■ **Task instructions**
Print every record below exactly, minus the pictures.

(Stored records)
Segment Open
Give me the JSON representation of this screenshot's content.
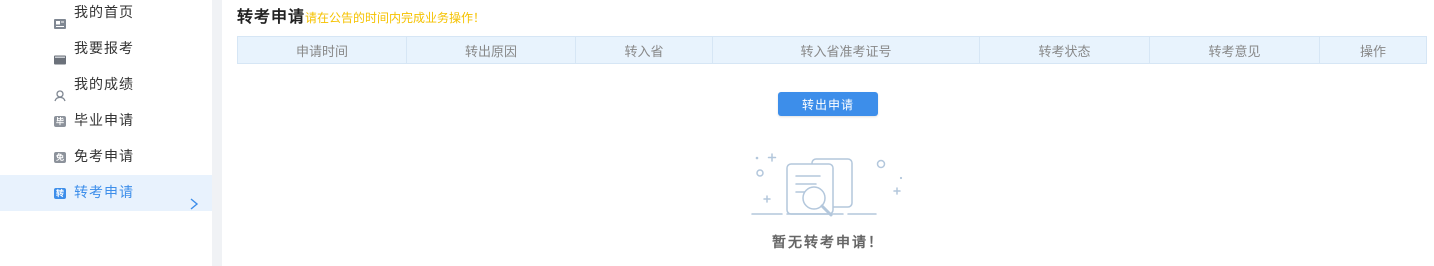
{
  "sidebar": {
    "items": [
      {
        "label": "我的首页",
        "icon": "home-icon"
      },
      {
        "label": "我要报考",
        "icon": "register-icon"
      },
      {
        "label": "我的成绩",
        "icon": "score-icon"
      },
      {
        "label": "毕业申请",
        "icon": "graduation-badge-icon",
        "icon_text": "毕"
      },
      {
        "label": "免考申请",
        "icon": "exemption-badge-icon",
        "icon_text": "免"
      },
      {
        "label": "转考申请",
        "icon": "transfer-badge-icon",
        "icon_text": "转",
        "active": true
      }
    ],
    "active_indicator_icon": "chevron-right-icon"
  },
  "page": {
    "title": "转考申请",
    "notice": "请在公告的时间内完成业务操作！"
  },
  "table": {
    "columns": [
      "申请时间",
      "转出原因",
      "转入省",
      "转入省准考证号",
      "转考状态",
      "转考意见",
      "操作"
    ]
  },
  "actions": {
    "transfer_out_label": "转出申请"
  },
  "empty_state": {
    "icon": "empty-document-search-icon",
    "text": "暂无转考申请！"
  },
  "colors": {
    "accent": "#3d8eea",
    "notice": "#f5c200",
    "header_bg": "#e8f3fd",
    "active_bg": "#e8f2fd",
    "text": "#333333",
    "muted": "#888888"
  }
}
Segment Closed
■ **Result of this exercise**
Give me the JSON representation of this screenshot's content.
{
  "sidebar": {
    "items": [
      {
        "label": "我的首页",
        "icon": "home-icon"
      },
      {
        "label": "我要报考",
        "icon": "register-icon"
      },
      {
        "label": "我的成绩",
        "icon": "score-icon"
      },
      {
        "label": "毕业申请",
        "icon": "graduation-badge-icon",
        "icon_text": "毕"
      },
      {
        "label": "免考申请",
        "icon": "exemption-badge-icon",
        "icon_text": "免"
      },
      {
        "label": "转考申请",
        "icon": "transfer-badge-icon",
        "icon_text": "转",
        "active": true
      }
    ],
    "active_indicator_icon": "chevron-right-icon"
  },
  "page": {
    "title": "转考申请",
    "notice": "请在公告的时间内完成业务操作！"
  },
  "table": {
    "columns": [
      "申请时间",
      "转出原因",
      "转入省",
      "转入省准考证号",
      "转考状态",
      "转考意见",
      "操作"
    ]
  },
  "actions": {
    "transfer_out_label": "转出申请"
  },
  "empty_state": {
    "icon": "empty-document-search-icon",
    "text": "暂无转考申请！"
  },
  "colors": {
    "accent": "#3d8eea",
    "notice": "#f5c200",
    "header_bg": "#e8f3fd",
    "active_bg": "#e8f2fd",
    "text": "#333333",
    "muted": "#888888"
  }
}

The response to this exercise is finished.